# PROBLEM TO SOLVE
Copy out each line of the data that contains "this".
* * *
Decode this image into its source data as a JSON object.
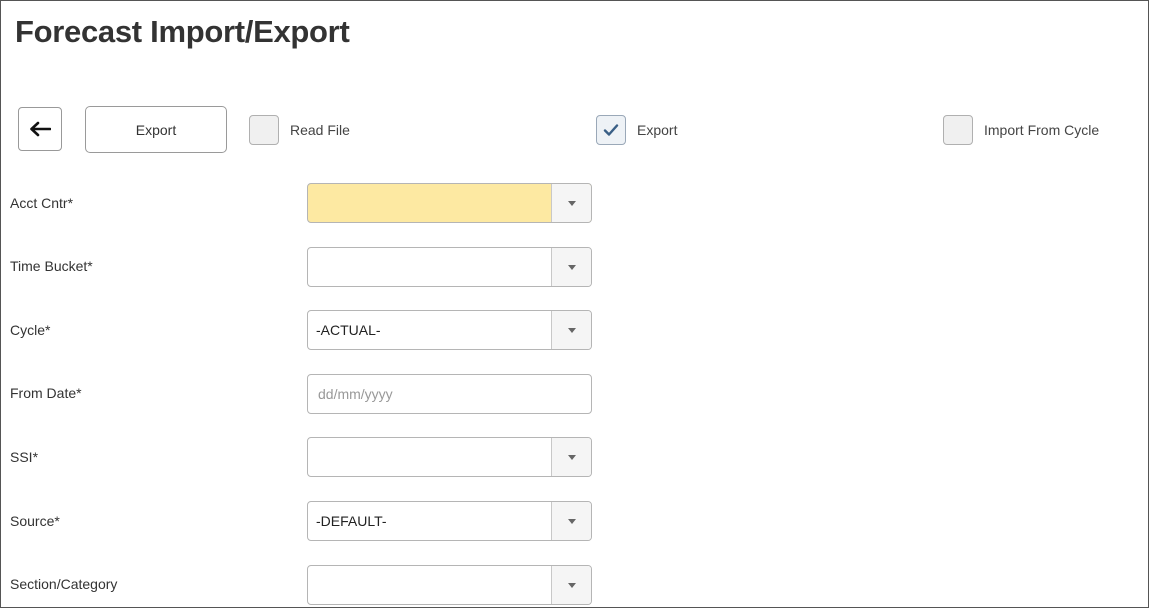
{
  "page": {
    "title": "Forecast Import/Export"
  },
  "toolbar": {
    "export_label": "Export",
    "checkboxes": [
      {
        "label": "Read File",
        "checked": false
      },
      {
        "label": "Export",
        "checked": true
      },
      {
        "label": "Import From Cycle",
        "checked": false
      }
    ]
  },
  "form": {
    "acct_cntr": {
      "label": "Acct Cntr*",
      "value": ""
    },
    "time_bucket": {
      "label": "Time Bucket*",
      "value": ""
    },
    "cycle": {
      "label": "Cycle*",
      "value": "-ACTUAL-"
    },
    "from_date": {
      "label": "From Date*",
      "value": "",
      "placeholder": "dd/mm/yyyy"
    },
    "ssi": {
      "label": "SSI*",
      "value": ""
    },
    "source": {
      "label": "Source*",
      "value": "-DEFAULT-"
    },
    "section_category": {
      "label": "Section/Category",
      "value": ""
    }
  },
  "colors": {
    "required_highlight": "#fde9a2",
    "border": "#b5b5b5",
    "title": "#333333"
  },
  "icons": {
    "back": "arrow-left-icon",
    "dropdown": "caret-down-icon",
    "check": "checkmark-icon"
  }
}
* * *
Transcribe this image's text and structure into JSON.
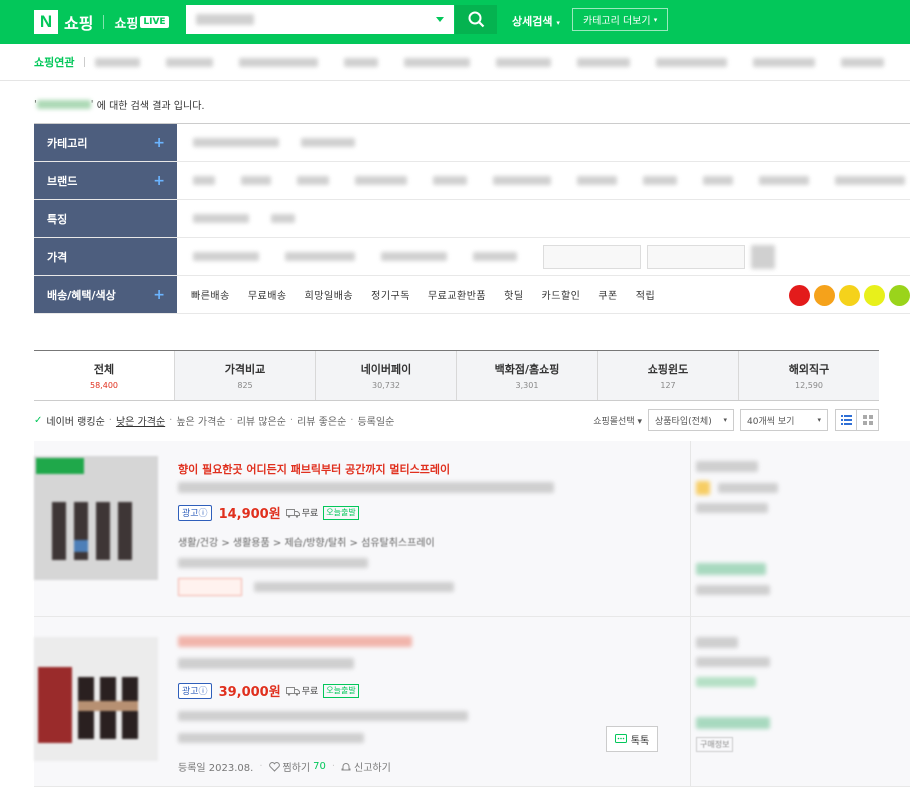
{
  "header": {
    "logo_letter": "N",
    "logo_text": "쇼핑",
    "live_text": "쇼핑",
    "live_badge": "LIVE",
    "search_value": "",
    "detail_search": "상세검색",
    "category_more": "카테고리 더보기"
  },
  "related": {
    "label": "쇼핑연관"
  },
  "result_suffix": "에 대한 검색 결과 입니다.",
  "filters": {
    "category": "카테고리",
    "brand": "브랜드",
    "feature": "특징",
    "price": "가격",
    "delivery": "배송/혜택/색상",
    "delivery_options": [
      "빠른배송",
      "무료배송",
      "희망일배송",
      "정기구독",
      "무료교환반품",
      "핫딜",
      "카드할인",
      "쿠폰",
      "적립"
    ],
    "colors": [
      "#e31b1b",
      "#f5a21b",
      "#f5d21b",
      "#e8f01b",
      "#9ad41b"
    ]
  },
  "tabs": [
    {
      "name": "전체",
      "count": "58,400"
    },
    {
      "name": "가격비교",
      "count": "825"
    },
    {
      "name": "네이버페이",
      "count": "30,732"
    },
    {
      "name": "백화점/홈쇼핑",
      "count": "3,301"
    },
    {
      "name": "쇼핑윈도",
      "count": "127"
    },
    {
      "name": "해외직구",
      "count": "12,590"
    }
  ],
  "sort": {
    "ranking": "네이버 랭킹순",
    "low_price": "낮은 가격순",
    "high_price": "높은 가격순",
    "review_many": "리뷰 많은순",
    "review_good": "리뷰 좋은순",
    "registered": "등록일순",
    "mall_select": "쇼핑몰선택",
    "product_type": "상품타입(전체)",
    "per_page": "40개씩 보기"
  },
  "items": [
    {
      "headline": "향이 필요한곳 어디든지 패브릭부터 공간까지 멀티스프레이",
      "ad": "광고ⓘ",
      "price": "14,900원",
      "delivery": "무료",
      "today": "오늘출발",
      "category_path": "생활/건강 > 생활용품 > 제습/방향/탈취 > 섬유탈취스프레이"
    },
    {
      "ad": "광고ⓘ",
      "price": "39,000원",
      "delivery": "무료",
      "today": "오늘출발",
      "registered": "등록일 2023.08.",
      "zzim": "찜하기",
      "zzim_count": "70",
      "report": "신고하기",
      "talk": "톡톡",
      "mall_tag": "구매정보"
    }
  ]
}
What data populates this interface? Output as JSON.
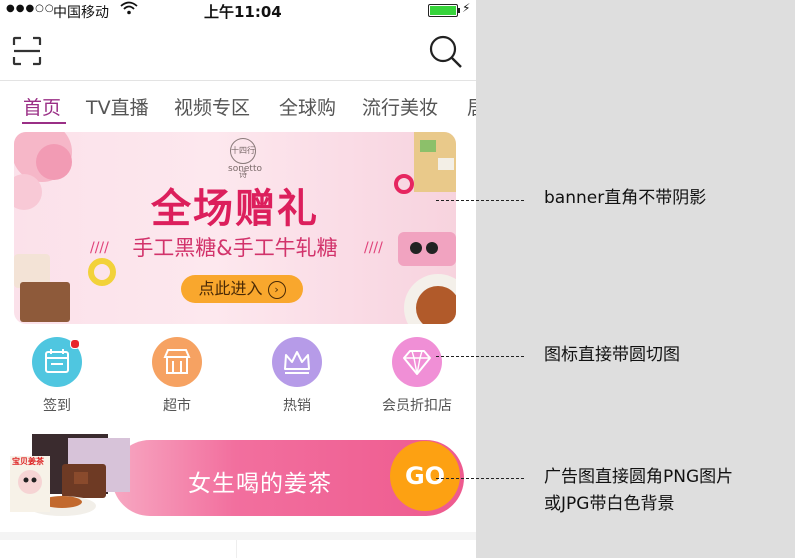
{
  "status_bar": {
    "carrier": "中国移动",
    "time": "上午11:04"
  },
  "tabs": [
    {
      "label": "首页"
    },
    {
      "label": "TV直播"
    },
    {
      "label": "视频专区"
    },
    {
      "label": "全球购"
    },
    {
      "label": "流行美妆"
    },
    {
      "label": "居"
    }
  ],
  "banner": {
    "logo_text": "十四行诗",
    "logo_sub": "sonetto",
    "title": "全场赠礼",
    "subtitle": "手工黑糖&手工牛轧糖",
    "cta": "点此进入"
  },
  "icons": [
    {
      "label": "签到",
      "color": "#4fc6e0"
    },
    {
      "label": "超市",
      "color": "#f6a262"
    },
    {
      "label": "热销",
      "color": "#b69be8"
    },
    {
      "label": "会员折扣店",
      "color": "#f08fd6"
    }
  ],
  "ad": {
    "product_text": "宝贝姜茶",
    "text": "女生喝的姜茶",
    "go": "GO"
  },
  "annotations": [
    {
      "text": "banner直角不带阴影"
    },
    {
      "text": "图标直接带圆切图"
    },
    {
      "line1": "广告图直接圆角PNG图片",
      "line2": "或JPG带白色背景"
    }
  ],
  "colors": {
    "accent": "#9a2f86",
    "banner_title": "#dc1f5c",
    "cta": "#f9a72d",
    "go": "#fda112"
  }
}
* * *
# WRITTEN SOLUTION
Decode this image into its source data as a JSON object.
Transcribe this image's text and structure into JSON.
What data populates this interface? Output as JSON.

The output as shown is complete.